  13. Based on period rulers (recovered no doubt from high ranking people's graves) the Tang Dynasty chǐ​ (尺) is estimated to be 30cm (source), however a perhaps more accurate and lower estimate is given over here on Wikipedia.
  14. The text clearly uses 分 as a unit of measure however without detailed evidence as to the meaning of this character in the Tang Dynasty we can only ascertain the proportional relationship which is presented here.
  15. Unidentified gem.
  16. Likely mountain goats.

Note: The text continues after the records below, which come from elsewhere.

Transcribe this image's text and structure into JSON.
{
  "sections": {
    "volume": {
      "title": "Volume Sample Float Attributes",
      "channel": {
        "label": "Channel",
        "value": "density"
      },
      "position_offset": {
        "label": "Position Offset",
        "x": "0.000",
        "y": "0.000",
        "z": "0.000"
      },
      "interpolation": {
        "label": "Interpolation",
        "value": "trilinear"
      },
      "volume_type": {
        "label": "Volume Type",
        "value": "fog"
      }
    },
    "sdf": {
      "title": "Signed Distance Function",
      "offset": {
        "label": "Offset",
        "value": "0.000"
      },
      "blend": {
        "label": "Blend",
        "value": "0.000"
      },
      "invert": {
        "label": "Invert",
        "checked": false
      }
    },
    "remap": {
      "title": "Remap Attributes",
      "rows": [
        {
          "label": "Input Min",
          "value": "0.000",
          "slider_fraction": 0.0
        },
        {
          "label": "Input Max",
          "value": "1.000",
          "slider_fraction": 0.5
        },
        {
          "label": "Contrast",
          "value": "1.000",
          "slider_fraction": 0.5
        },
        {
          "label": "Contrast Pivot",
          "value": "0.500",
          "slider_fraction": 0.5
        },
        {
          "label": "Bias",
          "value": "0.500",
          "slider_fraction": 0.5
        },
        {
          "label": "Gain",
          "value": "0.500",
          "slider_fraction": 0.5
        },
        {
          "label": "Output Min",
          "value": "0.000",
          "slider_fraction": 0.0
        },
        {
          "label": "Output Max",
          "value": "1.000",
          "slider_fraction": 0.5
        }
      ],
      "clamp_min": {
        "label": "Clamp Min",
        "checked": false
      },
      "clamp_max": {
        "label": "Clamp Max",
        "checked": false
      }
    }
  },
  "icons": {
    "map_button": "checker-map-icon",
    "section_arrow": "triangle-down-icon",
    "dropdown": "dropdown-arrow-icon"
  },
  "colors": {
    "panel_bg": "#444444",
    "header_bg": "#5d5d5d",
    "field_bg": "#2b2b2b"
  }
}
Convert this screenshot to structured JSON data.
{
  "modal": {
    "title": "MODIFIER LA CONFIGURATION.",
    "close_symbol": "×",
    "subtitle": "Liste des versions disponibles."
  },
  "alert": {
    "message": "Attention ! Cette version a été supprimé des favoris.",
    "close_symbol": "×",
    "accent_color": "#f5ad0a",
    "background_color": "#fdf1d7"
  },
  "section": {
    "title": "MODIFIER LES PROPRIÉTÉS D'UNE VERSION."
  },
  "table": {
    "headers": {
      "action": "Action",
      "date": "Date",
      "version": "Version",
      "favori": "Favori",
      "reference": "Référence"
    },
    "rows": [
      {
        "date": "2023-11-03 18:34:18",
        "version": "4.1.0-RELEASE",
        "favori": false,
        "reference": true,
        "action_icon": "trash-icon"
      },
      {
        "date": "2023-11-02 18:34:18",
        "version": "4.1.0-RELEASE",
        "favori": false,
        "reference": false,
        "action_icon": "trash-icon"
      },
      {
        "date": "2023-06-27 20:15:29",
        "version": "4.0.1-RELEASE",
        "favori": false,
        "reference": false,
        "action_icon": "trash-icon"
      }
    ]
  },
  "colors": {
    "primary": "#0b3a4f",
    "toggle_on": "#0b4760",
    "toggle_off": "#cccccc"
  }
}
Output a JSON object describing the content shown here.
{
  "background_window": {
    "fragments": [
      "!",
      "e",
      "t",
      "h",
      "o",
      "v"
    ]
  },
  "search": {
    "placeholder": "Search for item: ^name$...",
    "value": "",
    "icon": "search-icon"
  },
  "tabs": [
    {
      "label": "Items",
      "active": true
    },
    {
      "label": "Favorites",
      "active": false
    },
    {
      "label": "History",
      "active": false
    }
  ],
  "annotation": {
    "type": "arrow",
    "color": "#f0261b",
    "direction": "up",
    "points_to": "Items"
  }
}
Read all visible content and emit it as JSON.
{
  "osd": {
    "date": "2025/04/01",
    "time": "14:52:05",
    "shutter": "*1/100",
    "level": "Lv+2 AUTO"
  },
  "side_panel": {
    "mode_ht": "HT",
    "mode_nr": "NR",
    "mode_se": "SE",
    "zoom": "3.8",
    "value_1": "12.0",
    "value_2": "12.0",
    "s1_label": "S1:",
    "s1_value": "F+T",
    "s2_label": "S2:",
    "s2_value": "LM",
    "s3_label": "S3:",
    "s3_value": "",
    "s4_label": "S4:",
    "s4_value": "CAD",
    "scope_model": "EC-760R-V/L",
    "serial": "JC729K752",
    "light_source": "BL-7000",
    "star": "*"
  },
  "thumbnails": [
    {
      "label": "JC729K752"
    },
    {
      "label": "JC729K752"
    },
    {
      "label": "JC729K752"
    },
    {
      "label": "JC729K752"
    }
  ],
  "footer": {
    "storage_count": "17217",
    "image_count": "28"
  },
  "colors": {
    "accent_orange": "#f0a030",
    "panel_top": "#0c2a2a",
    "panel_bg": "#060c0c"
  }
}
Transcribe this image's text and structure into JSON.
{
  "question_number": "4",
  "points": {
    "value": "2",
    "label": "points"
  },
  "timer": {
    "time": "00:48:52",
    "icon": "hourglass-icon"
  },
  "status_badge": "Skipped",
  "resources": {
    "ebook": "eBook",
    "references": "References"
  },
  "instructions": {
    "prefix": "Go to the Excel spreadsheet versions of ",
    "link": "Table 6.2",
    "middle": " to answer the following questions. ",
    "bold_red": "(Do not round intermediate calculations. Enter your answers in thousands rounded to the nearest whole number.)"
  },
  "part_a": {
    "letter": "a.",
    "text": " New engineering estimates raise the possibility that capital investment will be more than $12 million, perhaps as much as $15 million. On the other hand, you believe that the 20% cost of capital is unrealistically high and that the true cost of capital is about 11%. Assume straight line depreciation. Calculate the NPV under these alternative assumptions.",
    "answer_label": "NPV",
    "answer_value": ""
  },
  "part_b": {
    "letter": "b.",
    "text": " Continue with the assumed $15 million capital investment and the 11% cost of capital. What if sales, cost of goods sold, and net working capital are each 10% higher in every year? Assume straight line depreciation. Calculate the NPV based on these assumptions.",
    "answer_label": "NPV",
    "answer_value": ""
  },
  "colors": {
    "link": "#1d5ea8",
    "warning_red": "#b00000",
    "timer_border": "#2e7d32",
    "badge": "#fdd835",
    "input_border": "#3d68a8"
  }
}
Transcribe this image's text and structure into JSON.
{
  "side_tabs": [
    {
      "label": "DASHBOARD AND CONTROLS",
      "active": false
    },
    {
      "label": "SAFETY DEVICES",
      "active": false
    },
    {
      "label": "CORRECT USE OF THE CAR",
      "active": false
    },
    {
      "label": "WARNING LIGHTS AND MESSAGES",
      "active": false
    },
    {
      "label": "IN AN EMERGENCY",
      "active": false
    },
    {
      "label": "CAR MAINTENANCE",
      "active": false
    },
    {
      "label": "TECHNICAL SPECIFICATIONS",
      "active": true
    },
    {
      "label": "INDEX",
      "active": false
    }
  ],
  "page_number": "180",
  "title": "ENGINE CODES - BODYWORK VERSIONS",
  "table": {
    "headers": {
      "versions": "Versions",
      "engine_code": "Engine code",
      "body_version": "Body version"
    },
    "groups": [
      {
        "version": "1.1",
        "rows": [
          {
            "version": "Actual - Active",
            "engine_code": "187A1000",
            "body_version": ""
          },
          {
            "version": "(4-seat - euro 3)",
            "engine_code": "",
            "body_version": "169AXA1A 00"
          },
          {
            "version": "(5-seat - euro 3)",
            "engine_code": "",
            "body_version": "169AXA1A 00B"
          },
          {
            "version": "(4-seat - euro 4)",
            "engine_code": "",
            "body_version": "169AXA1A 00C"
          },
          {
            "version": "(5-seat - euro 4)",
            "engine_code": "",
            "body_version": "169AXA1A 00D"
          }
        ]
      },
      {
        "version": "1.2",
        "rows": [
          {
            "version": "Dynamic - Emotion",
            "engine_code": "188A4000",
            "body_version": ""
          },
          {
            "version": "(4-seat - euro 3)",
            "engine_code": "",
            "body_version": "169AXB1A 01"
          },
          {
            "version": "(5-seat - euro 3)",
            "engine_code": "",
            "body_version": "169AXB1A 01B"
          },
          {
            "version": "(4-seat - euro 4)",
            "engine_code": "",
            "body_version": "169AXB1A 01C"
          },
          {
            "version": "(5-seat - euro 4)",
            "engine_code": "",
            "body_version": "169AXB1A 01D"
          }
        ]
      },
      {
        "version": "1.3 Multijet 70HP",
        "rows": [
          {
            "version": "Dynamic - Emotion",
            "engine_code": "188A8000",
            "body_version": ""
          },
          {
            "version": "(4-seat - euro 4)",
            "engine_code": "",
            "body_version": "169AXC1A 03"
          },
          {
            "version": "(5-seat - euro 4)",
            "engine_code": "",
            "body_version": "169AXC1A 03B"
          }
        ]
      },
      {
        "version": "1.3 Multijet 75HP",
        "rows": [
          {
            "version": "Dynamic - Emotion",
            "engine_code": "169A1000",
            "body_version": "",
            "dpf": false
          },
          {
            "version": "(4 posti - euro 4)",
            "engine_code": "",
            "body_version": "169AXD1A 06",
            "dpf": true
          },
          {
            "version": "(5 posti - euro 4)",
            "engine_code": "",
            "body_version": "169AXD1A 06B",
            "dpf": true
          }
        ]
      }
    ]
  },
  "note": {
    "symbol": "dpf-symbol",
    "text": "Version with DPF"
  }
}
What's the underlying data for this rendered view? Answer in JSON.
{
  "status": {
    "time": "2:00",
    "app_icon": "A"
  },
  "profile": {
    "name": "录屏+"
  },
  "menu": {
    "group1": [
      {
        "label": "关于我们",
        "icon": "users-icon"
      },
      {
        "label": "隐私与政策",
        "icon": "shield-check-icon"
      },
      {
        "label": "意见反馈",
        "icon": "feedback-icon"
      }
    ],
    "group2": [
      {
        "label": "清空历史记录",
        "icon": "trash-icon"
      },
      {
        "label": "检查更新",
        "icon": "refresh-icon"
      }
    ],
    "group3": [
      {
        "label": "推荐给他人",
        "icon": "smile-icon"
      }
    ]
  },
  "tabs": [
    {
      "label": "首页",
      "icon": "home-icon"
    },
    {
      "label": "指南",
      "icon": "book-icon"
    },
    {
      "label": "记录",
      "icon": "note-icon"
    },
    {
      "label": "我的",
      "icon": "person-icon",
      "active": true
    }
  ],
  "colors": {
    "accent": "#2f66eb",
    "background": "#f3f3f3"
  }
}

  17. The final part of this phrase is difficult to translate however I have taken the approach that 雲 means "it is said", 某物色 means "certain things", and 直若幹冪 means "are really like tree bark".
  18. Fairly confident of a good translation here, the final portion was a bit of a puzzle but I have taken 不取周正 to mean "not choose local-area accordance-with".
  19. Roughly 'gravestone'.
  20. Very Confucian.
  21. Of theoretical Middle Chinese pronunciation.
  22. The bracketed final clause is incoherent to me and may represent a statement regarding pronunciation.
  23. As per English Wiktionary reconstructed Middle Chinese pronunciation for 鹹.
  24. Wiktionary
  25. English Wiktionary: 和.
  26. English Wiktionary: 蔥 and English Wiktionary: 路.
  27. English Wiktionary: 伽 and English Wiktionary: 傍.
  28. English Wiktionary: 加.
  29. English Wiktionary: 閣.
  30. English Wiktionary: 諾.
  31. English Wiktionary: 苴.
  32. English Wiktionary: 弄.
  33. English Wiktionary: 翦.
  34. English Wiktionary: 眗.
  35. Guess based upon English Wiktionary: 渘 (missing Middle Chinese reconstructed pronunciation) and English Wiktionary: 肉 (present).
  36. English Wiktionary: 數.
  37. English Wiktionary: 制.
  38. This is certainly fish, and almost certainly individual pieces which have been smoked, dried or fermented for transport. The phrase used is 魚牖, the first character of which is fish though the second (牖; English Wiktionary) has unknown semantic content in this context. In attempted reconstruction it would appear to imply from visual analysis of the left-hand radical of this character "piece" or "chunk" and the right-hand radical somewhat "meat-like" which makes perfect sense in context.
  39. Interesting explained as 州溪源 meaning "river-plain", "river or stream" and "origin", implying "flatlands, valleys and high-altitude locations alike".
  40. ie. Implying bravery in facing the enemy.
  41. ie. implying flight in the face of the enemy.